Requirement => In the entries below, every line that contains "page" must be located and copied.

Interface dataset entries:

★ ★ ★ ★

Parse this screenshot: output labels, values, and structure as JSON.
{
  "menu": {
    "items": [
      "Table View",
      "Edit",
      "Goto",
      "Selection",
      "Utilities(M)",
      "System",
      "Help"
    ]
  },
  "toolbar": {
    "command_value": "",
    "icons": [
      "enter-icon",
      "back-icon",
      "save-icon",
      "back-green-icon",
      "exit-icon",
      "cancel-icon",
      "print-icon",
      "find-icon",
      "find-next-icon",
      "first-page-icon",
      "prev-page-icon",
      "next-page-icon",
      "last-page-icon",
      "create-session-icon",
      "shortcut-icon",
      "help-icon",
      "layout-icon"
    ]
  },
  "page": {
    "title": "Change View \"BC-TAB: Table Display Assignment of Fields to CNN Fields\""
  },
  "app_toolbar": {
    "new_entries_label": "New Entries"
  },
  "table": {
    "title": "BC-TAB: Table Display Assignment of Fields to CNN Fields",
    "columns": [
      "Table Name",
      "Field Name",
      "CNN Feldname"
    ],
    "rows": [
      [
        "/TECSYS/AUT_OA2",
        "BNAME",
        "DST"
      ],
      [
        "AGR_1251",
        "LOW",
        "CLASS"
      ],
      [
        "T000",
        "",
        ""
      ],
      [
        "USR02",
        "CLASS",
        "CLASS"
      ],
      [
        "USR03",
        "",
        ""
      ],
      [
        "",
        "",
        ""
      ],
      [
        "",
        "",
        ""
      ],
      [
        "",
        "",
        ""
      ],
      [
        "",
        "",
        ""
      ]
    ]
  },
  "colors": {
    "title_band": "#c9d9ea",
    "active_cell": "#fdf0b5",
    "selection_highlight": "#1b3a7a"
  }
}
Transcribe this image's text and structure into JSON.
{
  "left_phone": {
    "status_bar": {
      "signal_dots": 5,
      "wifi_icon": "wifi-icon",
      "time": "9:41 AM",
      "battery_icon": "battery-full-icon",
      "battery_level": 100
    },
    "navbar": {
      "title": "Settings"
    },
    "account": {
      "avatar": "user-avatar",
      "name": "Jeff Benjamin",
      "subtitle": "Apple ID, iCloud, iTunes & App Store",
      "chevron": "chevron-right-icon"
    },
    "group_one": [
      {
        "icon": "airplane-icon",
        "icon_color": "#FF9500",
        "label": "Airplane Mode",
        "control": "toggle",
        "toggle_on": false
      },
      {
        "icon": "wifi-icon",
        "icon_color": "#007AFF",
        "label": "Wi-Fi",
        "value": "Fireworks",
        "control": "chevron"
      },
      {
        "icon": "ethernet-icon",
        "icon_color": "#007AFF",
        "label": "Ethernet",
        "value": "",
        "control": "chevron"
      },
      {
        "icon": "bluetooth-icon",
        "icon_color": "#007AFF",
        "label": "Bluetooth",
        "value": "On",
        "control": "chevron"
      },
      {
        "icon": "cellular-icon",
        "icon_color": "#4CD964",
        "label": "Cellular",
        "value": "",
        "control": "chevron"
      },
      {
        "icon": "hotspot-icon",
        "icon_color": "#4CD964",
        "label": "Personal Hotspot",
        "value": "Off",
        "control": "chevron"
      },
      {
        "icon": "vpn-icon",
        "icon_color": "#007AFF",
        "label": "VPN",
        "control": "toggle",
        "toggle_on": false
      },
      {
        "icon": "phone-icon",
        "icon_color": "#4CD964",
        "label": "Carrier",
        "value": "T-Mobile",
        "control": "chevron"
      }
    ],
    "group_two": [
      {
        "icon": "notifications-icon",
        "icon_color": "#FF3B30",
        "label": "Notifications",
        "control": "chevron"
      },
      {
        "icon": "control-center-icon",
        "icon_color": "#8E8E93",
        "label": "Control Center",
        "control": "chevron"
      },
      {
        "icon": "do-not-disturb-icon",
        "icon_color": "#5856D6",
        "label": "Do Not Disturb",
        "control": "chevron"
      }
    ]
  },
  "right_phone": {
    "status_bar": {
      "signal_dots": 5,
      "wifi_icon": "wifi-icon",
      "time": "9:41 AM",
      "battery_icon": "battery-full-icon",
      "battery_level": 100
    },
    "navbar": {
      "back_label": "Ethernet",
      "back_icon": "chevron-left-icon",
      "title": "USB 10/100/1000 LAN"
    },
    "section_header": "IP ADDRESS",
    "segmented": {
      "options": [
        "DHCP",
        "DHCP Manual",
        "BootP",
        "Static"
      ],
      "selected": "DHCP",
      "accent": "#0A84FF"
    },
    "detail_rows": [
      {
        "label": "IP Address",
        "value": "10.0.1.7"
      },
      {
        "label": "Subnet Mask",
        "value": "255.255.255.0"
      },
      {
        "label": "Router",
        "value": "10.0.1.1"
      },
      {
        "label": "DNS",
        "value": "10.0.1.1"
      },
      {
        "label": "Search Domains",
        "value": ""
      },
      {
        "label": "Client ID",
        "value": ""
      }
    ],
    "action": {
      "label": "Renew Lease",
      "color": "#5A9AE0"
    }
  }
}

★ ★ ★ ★

Answer for the task =>
      "first-page-icon",
      "prev-page-icon",
      "next-page-icon",
      "last-page-icon",
  "page": {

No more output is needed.